Retype the following data exactly, but leave its pictures out.

====================

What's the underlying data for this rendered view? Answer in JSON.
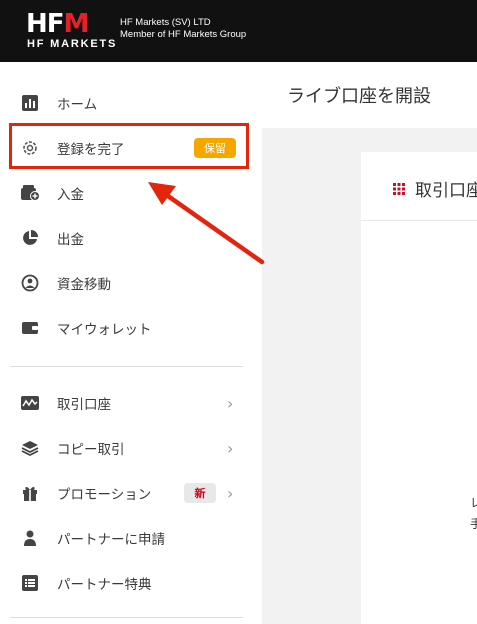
{
  "header": {
    "logo_main": "HF",
    "logo_m": "M",
    "logo_sub": "HF MARKETS",
    "company_line1": "HF Markets (SV) LTD",
    "company_line2": "Member of HF Markets Group"
  },
  "sidebar": {
    "items": [
      {
        "label": "ホーム",
        "icon": "bar-chart-icon"
      },
      {
        "label": "登録を完了",
        "icon": "gear-icon",
        "badge": "保留"
      },
      {
        "label": "入金",
        "icon": "wallet-plus-icon"
      },
      {
        "label": "出金",
        "icon": "pie-chart-icon"
      },
      {
        "label": "資金移動",
        "icon": "transfer-icon"
      },
      {
        "label": "マイウォレット",
        "icon": "wallet-icon"
      },
      {
        "label": "取引口座",
        "icon": "trading-chart-icon"
      },
      {
        "label": "コピー取引",
        "icon": "layers-icon"
      },
      {
        "label": "プロモーション",
        "icon": "gift-icon",
        "badge": "新"
      },
      {
        "label": "パートナーに申請",
        "icon": "person-icon"
      },
      {
        "label": "パートナー特典",
        "icon": "list-icon"
      }
    ]
  },
  "main": {
    "page_title": "ライブ口座を開設",
    "card_title": "取引口座",
    "card_fragment_1": "レ",
    "card_fragment_2": "手"
  },
  "colors": {
    "topbar": "#111111",
    "brand_red": "#e2212b",
    "highlight": "#e2250c",
    "badge_hold": "#f5a700",
    "badge_new_text": "#d0021b"
  }
}
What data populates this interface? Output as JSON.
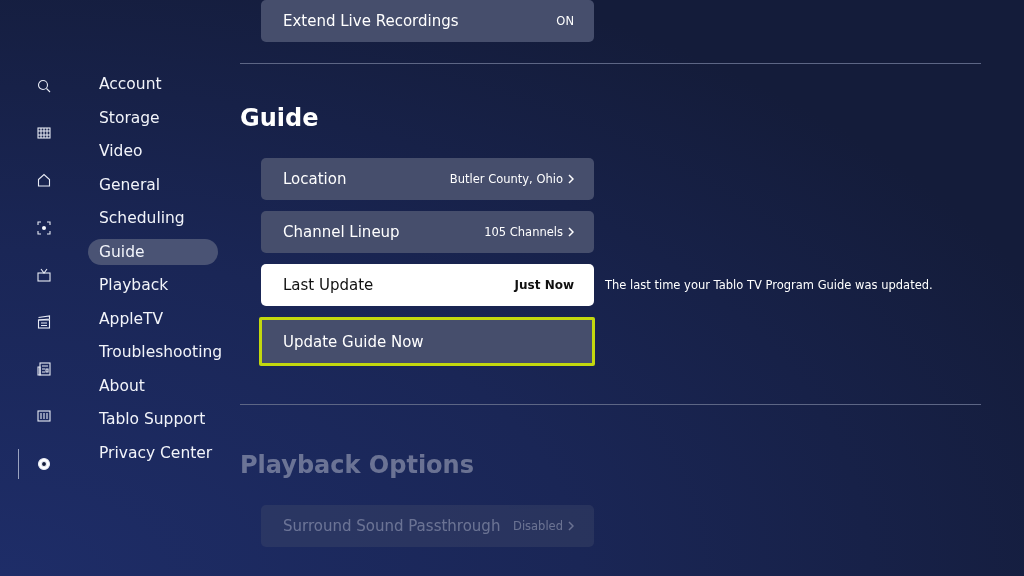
{
  "rail": [
    {
      "selected": false
    },
    {
      "selected": false
    },
    {
      "selected": false
    },
    {
      "selected": false
    },
    {
      "selected": false
    },
    {
      "selected": false
    },
    {
      "selected": false
    },
    {
      "selected": false
    },
    {
      "selected": true
    }
  ],
  "menu": [
    {
      "label": "Account",
      "selected": false
    },
    {
      "label": "Storage",
      "selected": false
    },
    {
      "label": "Video",
      "selected": false
    },
    {
      "label": "General",
      "selected": false
    },
    {
      "label": "Scheduling",
      "selected": false
    },
    {
      "label": "Guide",
      "selected": true
    },
    {
      "label": "Playback",
      "selected": false
    },
    {
      "label": "AppleTV",
      "selected": false
    },
    {
      "label": "Troubleshooting",
      "selected": false
    },
    {
      "label": "About",
      "selected": false
    },
    {
      "label": "Tablo Support",
      "selected": false
    },
    {
      "label": "Privacy Center",
      "selected": false
    }
  ],
  "sections": [
    {
      "disabled": false,
      "rows": [
        {
          "kind": "value",
          "label": "Extend Live Recordings",
          "value": "ON",
          "focused": false
        }
      ]
    },
    {
      "title": "Guide",
      "disabled": false,
      "rows": [
        {
          "kind": "link",
          "label": "Location",
          "value": "Butler County, Ohio",
          "focused": false
        },
        {
          "kind": "link",
          "label": "Channel Lineup",
          "value": "105 Channels",
          "focused": false
        },
        {
          "kind": "info",
          "label": "Last Update",
          "value": "Just Now",
          "description": "The last time your Tablo TV Program Guide was updated.",
          "focused": false
        },
        {
          "kind": "action",
          "label": "Update Guide Now",
          "focused": true
        }
      ]
    },
    {
      "title": "Playback Options",
      "disabled": true,
      "rows": [
        {
          "kind": "link",
          "label": "Surround Sound Passthrough",
          "value": "Disabled",
          "focused": false
        }
      ]
    }
  ]
}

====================

Solution to this exercise —
What's the underlying data for this rendered view? Answer in JSON.
{
  "header": {
    "logo_main": "HF",
    "logo_m": "M",
    "logo_sub": "HF MARKETS",
    "company_line1": "HF Markets (SV) LTD",
    "company_line2": "Member of HF Markets Group"
  },
  "sidebar": {
    "items": [
      {
        "label": "ホーム",
        "icon": "bar-chart-icon"
      },
      {
        "label": "登録を完了",
        "icon": "gear-icon",
        "badge": "保留"
      },
      {
        "label": "入金",
        "icon": "wallet-plus-icon"
      },
      {
        "label": "出金",
        "icon": "pie-chart-icon"
      },
      {
        "label": "資金移動",
        "icon": "transfer-icon"
      },
      {
        "label": "マイウォレット",
        "icon": "wallet-icon"
      },
      {
        "label": "取引口座",
        "icon": "trading-chart-icon"
      },
      {
        "label": "コピー取引",
        "icon": "layers-icon"
      },
      {
        "label": "プロモーション",
        "icon": "gift-icon",
        "badge": "新"
      },
      {
        "label": "パートナーに申請",
        "icon": "person-icon"
      },
      {
        "label": "パートナー特典",
        "icon": "list-icon"
      }
    ]
  },
  "main": {
    "page_title": "ライブ口座を開設",
    "card_title": "取引口座",
    "card_fragment_1": "レ",
    "card_fragment_2": "手"
  },
  "colors": {
    "topbar": "#111111",
    "brand_red": "#e2212b",
    "highlight": "#e2250c",
    "badge_hold": "#f5a700",
    "badge_new_text": "#d0021b"
  }
}
What data populates this interface? Output as JSON.
{
  "rail": [
    {
      "selected": false
    },
    {
      "selected": false
    },
    {
      "selected": false
    },
    {
      "selected": false
    },
    {
      "selected": false
    },
    {
      "selected": false
    },
    {
      "selected": false
    },
    {
      "selected": false
    },
    {
      "selected": true
    }
  ],
  "menu": [
    {
      "label": "Account",
      "selected": false
    },
    {
      "label": "Storage",
      "selected": false
    },
    {
      "label": "Video",
      "selected": false
    },
    {
      "label": "General",
      "selected": false
    },
    {
      "label": "Scheduling",
      "selected": false
    },
    {
      "label": "Guide",
      "selected": true
    },
    {
      "label": "Playback",
      "selected": false
    },
    {
      "label": "AppleTV",
      "selected": false
    },
    {
      "label": "Troubleshooting",
      "selected": false
    },
    {
      "label": "About",
      "selected": false
    },
    {
      "label": "Tablo Support",
      "selected": false
    },
    {
      "label": "Privacy Center",
      "selected": false
    }
  ],
  "sections": [
    {
      "disabled": false,
      "rows": [
        {
          "kind": "value",
          "label": "Extend Live Recordings",
          "value": "ON",
          "focused": false
        }
      ]
    },
    {
      "title": "Guide",
      "disabled": false,
      "rows": [
        {
          "kind": "link",
          "label": "Location",
          "value": "Butler County, Ohio",
          "focused": false
        },
        {
          "kind": "link",
          "label": "Channel Lineup",
          "value": "105 Channels",
          "focused": false
        },
        {
          "kind": "info",
          "label": "Last Update",
          "value": "Just Now",
          "description": "The last time your Tablo TV Program Guide was updated.",
          "focused": false
        },
        {
          "kind": "action",
          "label": "Update Guide Now",
          "focused": true
        }
      ]
    },
    {
      "title": "Playback Options",
      "disabled": true,
      "rows": [
        {
          "kind": "link",
          "label": "Surround Sound Passthrough",
          "value": "Disabled",
          "focused": false
        }
      ]
    }
  ]
}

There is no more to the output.